Gladius – The Show is an American acrobatic equestrian production based on mythology and Gladiators with about 15 performers and 22 horses. We have talked to Alethea Shelton, one of the founders of this spectacular equestrian show about the beginnings and their trainings.

Alethea Shelton

About Alethea

Age: 38

Occupation/Education: Massage Therapist and co-owner of Gladius the Show

Nationality: USA

Achievements in Vaulting: 7 National titles in Team and Pas de Deux

Started vaulting at the age of: 10

I couldn’t live without: My Horses

I could perfectly live without: Complainers!

Motto: Life will be gone in the blink of an eye. Do what you love every single day.

Gladius the show

1. How and when did you start with vaulting?

I started vaulting at 10 years old.

2. Did you compete in vaulting?

Yes, I competed for 20 years (all of our core members have a background of competitive vaulting). Team and Pas de Deux were my favorite.

3. How did you come up with the idea of Gladius? Is the show your full-time job?

We came up with the idea of Gladius over a decade ago. It is always something Erik thought would be cool because it had so many options with all of the stunts we do. There would also be otherworldly elements, like fire and magic that we could play with – we knew it would morph into something amazing. And of course, combat and chariot racing is FUN.  Gladius is a full time job that doesn’t support any of us financially YET – haha! I have a job that supports Gladius, and so do the others. We believe it’s worth the investment and will be a success!

4. How do you train for your show? And who forms part of the team?

We train each horse in their discipline almost everyday. All of our horses are trained under saddle. In addition to their conditioning, we will also work on and run specific acts for the show. All of us cross train as well: Weights, cardio, and/or aerial training. Four of us make up the core horse training group: Erik Martonovich, Lisa Martonovich, Nicole Czyzewski and myself (Alethea Shelton). We have known each other and worked together a very long time 😉 Erik and I started all of this in 1999. Nicole worked with Erik from the age of 7 and Lisa joined us in 2010.  We horse the rest of the cast in, depending on the show we are doing.  

Erik Martonovich

5. According to you, what are the differences (if there are any) between “academic” and show vaulters?

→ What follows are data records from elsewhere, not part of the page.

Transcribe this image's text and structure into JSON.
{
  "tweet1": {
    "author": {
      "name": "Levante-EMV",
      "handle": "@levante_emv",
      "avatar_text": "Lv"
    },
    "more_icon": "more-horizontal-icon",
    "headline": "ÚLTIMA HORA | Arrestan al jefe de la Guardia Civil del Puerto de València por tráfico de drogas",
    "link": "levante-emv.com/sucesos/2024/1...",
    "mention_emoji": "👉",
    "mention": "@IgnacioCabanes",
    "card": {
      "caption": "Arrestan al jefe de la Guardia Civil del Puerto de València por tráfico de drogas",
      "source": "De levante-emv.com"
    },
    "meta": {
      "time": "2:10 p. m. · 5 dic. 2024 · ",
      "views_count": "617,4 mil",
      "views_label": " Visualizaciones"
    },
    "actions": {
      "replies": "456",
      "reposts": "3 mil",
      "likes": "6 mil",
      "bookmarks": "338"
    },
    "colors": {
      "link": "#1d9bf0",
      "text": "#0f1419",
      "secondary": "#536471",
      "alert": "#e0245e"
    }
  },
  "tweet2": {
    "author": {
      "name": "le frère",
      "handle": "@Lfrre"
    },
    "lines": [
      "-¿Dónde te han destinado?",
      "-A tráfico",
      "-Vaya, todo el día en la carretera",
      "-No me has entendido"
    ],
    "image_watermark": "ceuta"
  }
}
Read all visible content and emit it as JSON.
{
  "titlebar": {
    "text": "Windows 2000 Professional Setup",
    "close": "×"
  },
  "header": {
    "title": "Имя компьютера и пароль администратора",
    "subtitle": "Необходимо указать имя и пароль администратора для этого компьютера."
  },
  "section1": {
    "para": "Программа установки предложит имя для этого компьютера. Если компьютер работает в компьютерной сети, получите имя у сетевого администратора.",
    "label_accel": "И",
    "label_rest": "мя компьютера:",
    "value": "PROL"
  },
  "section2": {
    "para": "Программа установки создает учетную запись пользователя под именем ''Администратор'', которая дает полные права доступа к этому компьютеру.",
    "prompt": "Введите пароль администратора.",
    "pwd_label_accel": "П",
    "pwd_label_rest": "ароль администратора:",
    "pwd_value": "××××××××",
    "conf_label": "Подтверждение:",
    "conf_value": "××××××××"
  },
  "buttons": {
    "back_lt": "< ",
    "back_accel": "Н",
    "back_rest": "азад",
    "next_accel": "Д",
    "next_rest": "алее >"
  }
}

Preparing for a show is totally different than competition. Some moves that would score high in a competition wouldn’t be a crowd favorite. You make the routine crowd friendly and since we don’t have to worry about a time limit, we have moments to hold moves, connect with the crowd and invite applause. Our vaulting acts are normally choreographed in sync to a pole or aerial performer (now we even have a new horse apparatus), so we practice together to get the timing right. We can be as creative as we want without the limits of a competition. For the horses, they have to get used to lighting, loud crowds and our props. They are superstars.

6. How do you come up with new ideas?

Usually by failing at something! Well, that’s one way, anyway. Mistakes have lead us to think of new ideas and moves. The show also has a life of its own, so the longer we do it, things just naturally progress into something bigger and more impressive. We are all artists at heart so being creative and making changes is just part of the process. Growth is only natural.

7. What are your plans for the future regarding Gladius? Any surprise or announcement for us?

Our plan is to keep as much forward momentum as we can to get Gladius into its own venue or to be able to tour it. We are supporting it all on our own so our hope is to find financial backing that can help us get there faster! But, with or without that, we will keep going and booking events. We believe in the success of our show. We will be performing at the Del Mar International Horse Show April 21 in Del Mar, California. After that, you’ll have to stay tuned to see where we end up!